Strategy »
Salt Lake Criminal Defense Attorney Profile Utah

Defending against a criminal prosecution in Utah is a job that has to be done right the first time. Choosing the right attorney to defend you can be the most important decision you make. Our attorneys have extensive experience handling some of the most serious felony and misdemeanor charges on the books in Utah. No matter what charges you are facing, we can help....

Experience »
Conviction Consequences - Utah Criminal Defense

In Utah, even a "minor" misdemeanor conviction carries the potential for jail time and significant fines. A felony conviction carries the potential of lengthy prison terms and the various consequences that come with being labeled as a convicted felon. Never plead guilty without first finding out....

Consequences »
Utah Criminal Attorney - Reasons to Hope

An arrest is not a conviction. If you are facing criminal prosecution in Utah, it can feel like your world is collapsing. But there are things you can do right now that can increase your chances of a good outcome. An experienced criminal defense lawyer can help you evaluate the various options available to you and help develop a strategy for success....

Reasons to Hope »
Home | Attorney Profile | Case Results | Criminal Code | FAQ | Legal Resources | Defense Strategy | Contact Us

Serving Salt Lake, Davis, Weber, Utah, Cache, Tooele, Summit, Box Elder, and Wasatch Counties, and all of Utah.

Attorney Stephen Howard practices as part of the Canyons Law Group, LLC and Stephen W. Howard, PC.

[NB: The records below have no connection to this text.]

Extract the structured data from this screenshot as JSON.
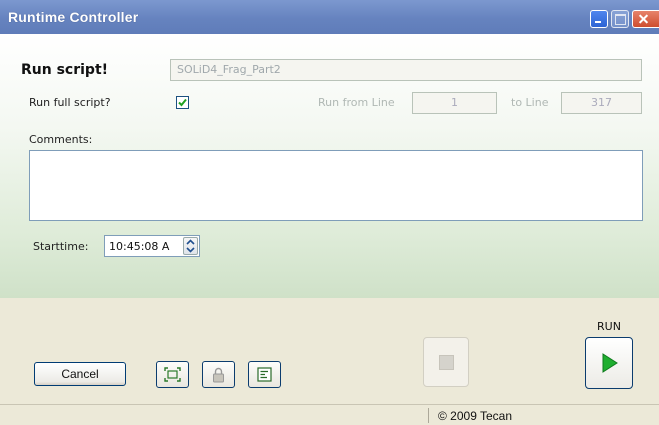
{
  "window": {
    "title": "Runtime Controller"
  },
  "form": {
    "run_script_label": "Run script!",
    "script_name": "SOLiD4_Frag_Part2",
    "run_full_label": "Run full script?",
    "run_full_checked": true,
    "run_from_label": "Run from Line",
    "run_from_value": "1",
    "to_line_label": "to Line",
    "to_line_value": "317",
    "comments_label": "Comments:",
    "comments_value": "",
    "starttime_label": "Starttime:",
    "starttime_value": "10:45:08 A"
  },
  "buttons": {
    "cancel": "Cancel",
    "run": "RUN"
  },
  "icons": {
    "tool1": "fit-screen-icon",
    "tool2": "lock-icon",
    "tool3": "list-icon",
    "stop": "stop-icon",
    "run": "play-icon"
  },
  "colors": {
    "titlebar": "#6a86c2",
    "run_green": "#1fae2f",
    "panel": "#dfecd9"
  },
  "status": {
    "copyright": "© 2009 Tecan"
  }
}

Offices in Salt Lake and Davis Counties
560 South 300 East, Suite 200, Salt Lake City, UT 84111
952 S. Main St., Suite A, Layton, UT 84041

Call now to arrange for a confidential initial consultation with an experienced and effective Utah criminal defense lawyer.

In Salt Lake City, call 801-449-1409.
In Davis County, call 801-923-4345.

Stephen W. Howard, PC

The materials in this website are intended for informational purposes only, and are not legal advice. Viewing or responding to materials in this site does not create an attorney-client relationship. Read Full Disclaimer.